Check every line of the entries below for the word "type", and copy the ones that have it.
··········
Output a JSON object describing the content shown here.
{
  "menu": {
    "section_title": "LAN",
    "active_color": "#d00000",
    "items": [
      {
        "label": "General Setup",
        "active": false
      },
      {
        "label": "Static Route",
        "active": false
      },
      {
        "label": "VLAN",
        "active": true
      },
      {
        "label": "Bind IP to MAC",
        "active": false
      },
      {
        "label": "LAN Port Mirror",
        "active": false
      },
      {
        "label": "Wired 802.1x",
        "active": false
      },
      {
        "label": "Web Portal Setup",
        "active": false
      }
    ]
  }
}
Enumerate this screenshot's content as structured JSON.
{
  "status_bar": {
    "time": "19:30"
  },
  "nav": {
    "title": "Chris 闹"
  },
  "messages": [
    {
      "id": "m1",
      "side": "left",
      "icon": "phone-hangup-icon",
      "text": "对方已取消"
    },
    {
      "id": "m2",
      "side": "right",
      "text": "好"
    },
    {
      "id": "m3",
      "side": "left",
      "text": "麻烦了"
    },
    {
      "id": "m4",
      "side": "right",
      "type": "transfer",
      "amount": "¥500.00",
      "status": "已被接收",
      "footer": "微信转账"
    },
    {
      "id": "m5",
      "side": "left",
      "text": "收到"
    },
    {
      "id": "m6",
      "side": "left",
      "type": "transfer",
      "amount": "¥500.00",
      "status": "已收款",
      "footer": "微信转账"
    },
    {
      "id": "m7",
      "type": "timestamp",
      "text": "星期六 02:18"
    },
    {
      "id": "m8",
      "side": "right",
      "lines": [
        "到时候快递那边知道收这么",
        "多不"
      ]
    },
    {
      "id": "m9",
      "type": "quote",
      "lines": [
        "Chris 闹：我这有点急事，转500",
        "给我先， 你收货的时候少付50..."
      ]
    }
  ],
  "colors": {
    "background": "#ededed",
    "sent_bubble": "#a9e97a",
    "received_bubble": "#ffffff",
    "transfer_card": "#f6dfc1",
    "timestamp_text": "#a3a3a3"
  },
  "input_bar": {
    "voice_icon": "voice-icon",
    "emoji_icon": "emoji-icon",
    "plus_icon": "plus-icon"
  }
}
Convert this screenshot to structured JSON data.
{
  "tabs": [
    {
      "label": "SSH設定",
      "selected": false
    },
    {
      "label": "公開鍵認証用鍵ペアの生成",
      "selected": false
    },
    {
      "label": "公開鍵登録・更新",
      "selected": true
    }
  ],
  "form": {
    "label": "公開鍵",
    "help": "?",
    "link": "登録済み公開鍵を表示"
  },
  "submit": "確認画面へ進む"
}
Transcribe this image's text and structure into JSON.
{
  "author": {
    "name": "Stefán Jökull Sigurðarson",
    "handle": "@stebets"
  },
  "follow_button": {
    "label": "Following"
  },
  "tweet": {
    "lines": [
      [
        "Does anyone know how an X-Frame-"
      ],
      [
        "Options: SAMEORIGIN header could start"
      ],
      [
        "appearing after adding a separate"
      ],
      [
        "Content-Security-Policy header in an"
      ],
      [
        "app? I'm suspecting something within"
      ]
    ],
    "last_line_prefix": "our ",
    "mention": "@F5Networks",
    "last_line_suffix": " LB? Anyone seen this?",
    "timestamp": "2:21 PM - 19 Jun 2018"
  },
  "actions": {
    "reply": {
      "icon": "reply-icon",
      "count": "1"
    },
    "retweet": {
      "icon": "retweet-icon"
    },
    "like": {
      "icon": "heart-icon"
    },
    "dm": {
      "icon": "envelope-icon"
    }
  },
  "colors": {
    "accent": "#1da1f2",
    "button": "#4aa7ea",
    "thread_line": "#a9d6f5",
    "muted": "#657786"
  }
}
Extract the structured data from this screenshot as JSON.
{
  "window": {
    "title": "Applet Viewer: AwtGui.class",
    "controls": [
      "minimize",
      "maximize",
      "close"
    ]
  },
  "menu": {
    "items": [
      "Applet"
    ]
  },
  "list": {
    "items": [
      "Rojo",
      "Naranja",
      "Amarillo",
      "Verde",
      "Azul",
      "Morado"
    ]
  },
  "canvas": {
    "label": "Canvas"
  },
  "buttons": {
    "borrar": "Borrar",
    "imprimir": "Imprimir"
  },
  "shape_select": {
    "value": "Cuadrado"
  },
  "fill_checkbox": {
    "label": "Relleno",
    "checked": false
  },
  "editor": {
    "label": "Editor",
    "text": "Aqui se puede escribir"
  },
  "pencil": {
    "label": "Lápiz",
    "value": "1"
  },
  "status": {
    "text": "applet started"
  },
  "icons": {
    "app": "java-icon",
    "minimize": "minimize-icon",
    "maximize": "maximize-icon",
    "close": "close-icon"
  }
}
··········
Your response:
      "type": "transfer",
      "type": "transfer",
      "type": "timestamp",
      "type": "quote",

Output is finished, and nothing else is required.